Although she was absent from the big screen, Smith accepted occasional stage roles, including a 1968 revival of "Cactus Flower," where she was once again paired with her husband. However, that part of her career did not take off until the actress decided to take the David Craig course "The Actor as Singer." Following a half-year of instruction, she made her Broadway debut in Stephen Sondheim's musical "Follies" (1971-72) and the play's smash success made Smith a desirable commodity once more. She was soon cast as Sylvia in a revival of "The Women" (1973), though the production closed after only two months. She returned to movies as a bisexual socialite in the notorious turkey "Jacqueline Susan's Once is Not Enough" (1975) and was back on the Great White Way in the comedy "Summer Brave" (1975), an ill-advised revision of William Inge's "Picnic" that lasted a mere 18 performances. Regardless, Smith remained busy as a headliner at Walt Disney World's Top of the World supper club and headed back to her native Canada for the lurid thriller "The Little Girl Who Lives Down the Lane" (1976).

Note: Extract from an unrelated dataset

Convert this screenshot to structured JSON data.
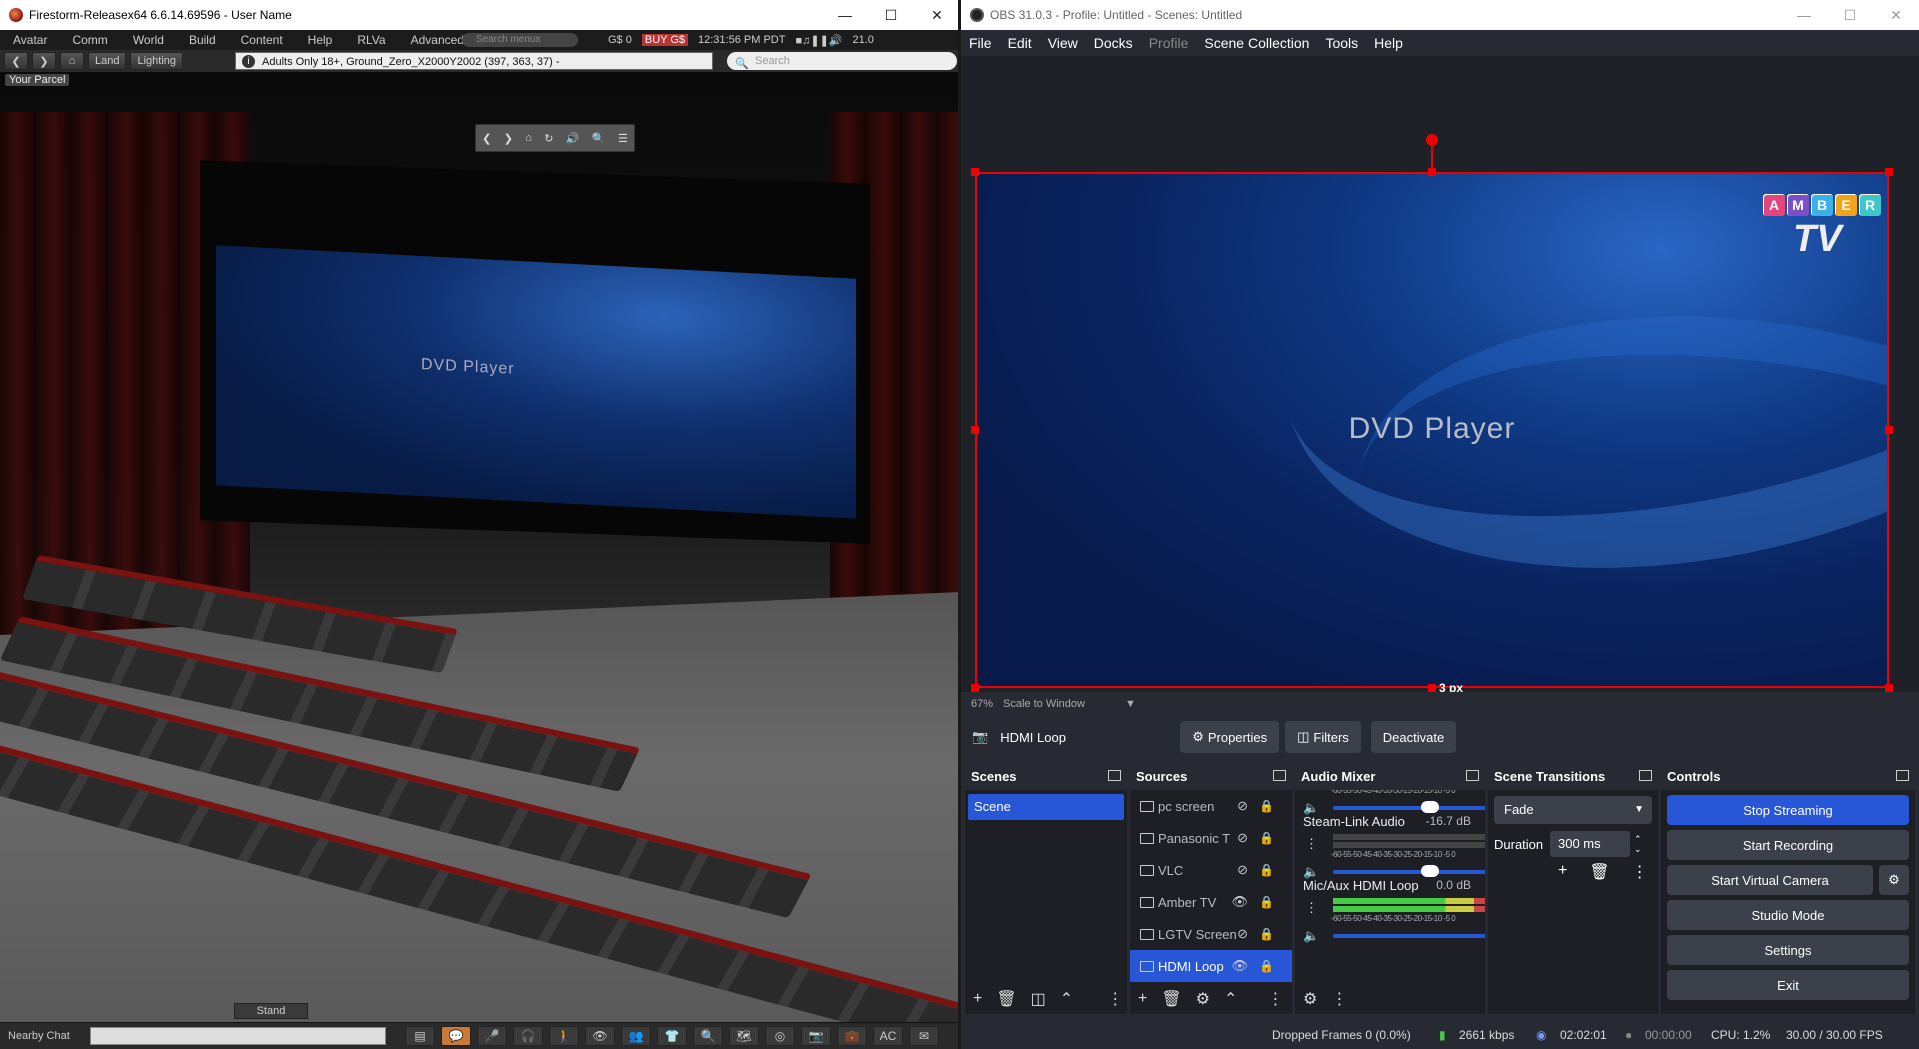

Smith made a final trip to Broadway in 1978 for the musical "Platinum" (1978). The play was a major flop, closing after less than a month, but her work was highly praised and resulted in a Tony Award nomination for Best Actress in a Musical. She also headlined a traveling production of "The Best Little Whorehouse in Texas" as proprietor Miss Mona, which enjoyed a lengthy run of more than a year. Television also figured prominently during that time, including several episodes of "The Love Boat" (ABC, 1977-1986) and a regular spot on the short-lived mental hospital drama "Hothouse" (ABC, 1988). Smith also began an intermittent part on "Dallas" (CBS, 1978-1991) and received an Emmy nomination for her guest outing in an episode of "Cheers" (NBC, 1982-1993). A national stage tour of "Pal Joey" gave theatregoers another chance to appreciate her musical talents and Smith joined fellow Golden Age veterans Kirk Douglas and Burt Lancaster in the caper comedy "Tough Guys" (1986). Her last film appearance was a supporting role in Martin Scorsese's lovely adaptation of Edith Wharton's "The Age of Innocence" (1993). She succumbed to brain cancer on June 9, 1993, the day after her 72nd birthday.
By John Charles